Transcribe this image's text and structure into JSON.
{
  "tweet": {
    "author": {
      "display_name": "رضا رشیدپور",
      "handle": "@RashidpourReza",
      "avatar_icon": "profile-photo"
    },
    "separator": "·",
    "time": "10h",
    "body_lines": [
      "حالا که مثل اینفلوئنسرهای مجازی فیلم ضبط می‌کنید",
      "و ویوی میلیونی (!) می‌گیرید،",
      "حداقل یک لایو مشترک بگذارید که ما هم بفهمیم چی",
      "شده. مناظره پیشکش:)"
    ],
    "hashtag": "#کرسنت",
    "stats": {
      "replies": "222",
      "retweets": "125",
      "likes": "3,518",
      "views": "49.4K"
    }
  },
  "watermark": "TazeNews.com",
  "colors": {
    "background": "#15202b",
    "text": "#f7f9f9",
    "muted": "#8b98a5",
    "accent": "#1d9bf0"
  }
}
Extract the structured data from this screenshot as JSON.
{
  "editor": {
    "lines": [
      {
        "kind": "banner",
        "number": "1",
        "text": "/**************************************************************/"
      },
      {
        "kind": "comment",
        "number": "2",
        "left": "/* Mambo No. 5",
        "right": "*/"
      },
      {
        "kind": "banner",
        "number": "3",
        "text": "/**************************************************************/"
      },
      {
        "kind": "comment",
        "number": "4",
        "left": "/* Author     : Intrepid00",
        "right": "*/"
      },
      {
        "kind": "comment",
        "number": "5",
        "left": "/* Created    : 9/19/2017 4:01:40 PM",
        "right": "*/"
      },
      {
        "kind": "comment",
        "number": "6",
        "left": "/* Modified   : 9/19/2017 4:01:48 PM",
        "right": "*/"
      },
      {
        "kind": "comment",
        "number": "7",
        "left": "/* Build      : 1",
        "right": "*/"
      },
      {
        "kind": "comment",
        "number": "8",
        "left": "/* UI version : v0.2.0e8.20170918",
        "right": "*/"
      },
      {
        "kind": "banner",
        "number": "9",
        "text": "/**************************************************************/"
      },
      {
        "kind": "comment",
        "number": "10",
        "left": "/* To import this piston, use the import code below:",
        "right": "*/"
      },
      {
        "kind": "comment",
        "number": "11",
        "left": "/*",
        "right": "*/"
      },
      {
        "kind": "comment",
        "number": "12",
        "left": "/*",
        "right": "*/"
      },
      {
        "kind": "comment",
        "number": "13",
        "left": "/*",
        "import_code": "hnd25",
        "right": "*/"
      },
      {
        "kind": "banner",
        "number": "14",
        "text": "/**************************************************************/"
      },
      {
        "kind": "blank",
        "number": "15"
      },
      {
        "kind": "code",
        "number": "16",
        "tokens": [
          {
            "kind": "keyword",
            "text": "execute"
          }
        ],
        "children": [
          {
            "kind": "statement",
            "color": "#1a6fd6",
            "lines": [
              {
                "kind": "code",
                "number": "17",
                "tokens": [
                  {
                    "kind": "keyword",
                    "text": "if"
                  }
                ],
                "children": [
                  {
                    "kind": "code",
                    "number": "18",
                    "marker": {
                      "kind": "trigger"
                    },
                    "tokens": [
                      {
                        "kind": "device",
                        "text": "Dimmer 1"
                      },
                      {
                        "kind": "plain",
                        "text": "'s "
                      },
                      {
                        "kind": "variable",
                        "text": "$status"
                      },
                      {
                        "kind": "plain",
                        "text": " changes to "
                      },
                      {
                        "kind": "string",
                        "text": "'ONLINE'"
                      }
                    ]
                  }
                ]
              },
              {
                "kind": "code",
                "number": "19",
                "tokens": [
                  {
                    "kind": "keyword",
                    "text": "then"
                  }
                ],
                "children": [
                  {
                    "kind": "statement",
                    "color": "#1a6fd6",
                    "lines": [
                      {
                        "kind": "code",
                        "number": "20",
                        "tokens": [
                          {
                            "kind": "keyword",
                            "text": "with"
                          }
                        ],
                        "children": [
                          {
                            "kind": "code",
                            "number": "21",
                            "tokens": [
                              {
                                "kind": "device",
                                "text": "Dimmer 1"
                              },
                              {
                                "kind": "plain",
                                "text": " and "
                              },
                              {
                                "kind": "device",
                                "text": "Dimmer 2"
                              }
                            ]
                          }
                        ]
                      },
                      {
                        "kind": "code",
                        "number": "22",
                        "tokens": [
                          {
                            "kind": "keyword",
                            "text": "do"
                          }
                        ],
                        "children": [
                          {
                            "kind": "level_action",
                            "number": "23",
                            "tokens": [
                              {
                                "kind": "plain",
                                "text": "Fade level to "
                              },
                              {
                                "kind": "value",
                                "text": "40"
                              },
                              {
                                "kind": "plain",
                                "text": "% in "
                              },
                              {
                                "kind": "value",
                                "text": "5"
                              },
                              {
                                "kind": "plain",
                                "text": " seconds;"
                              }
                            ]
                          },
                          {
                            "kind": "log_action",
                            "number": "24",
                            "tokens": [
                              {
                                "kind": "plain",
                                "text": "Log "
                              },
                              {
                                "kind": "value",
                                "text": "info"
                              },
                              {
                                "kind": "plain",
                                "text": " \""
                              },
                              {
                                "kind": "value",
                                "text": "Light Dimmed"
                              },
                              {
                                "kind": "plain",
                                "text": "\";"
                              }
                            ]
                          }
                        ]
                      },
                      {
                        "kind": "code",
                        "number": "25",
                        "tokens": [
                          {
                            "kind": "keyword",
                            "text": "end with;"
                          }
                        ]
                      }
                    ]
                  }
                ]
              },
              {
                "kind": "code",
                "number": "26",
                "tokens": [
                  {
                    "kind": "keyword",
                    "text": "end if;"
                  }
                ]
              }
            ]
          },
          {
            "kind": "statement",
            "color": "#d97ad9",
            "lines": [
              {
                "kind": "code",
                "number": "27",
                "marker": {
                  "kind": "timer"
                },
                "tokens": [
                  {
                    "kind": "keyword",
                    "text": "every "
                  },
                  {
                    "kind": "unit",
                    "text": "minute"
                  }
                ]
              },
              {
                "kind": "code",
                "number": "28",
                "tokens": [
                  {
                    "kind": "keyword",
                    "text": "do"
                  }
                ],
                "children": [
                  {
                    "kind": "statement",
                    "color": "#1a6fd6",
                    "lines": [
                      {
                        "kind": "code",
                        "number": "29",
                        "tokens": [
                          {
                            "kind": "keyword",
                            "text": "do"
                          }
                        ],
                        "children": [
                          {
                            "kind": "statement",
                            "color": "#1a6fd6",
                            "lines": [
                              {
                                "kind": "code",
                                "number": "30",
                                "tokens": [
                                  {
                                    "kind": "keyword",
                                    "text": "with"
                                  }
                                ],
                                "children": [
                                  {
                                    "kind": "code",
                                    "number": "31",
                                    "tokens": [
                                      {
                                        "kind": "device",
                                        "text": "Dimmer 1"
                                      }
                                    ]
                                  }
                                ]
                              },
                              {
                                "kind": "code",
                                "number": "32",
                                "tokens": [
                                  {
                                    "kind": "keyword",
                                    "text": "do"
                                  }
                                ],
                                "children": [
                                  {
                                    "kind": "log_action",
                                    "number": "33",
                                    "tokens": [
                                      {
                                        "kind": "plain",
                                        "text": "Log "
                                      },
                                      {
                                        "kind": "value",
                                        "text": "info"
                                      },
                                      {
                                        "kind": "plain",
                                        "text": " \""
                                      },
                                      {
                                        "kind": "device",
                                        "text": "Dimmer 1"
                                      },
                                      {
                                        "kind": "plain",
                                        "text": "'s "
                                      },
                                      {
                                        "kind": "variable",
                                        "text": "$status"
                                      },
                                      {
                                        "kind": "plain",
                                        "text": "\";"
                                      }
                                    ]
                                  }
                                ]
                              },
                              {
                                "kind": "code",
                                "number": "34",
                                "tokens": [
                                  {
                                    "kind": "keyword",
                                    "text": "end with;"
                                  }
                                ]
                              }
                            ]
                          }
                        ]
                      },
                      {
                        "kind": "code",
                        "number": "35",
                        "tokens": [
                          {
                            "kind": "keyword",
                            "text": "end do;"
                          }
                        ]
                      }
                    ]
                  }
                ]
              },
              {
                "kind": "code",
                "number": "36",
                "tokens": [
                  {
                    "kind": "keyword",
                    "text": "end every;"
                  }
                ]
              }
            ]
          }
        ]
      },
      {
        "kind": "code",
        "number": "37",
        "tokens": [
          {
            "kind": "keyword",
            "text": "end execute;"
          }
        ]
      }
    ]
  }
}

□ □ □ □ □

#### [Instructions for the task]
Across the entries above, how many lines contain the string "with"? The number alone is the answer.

#### [Output]
4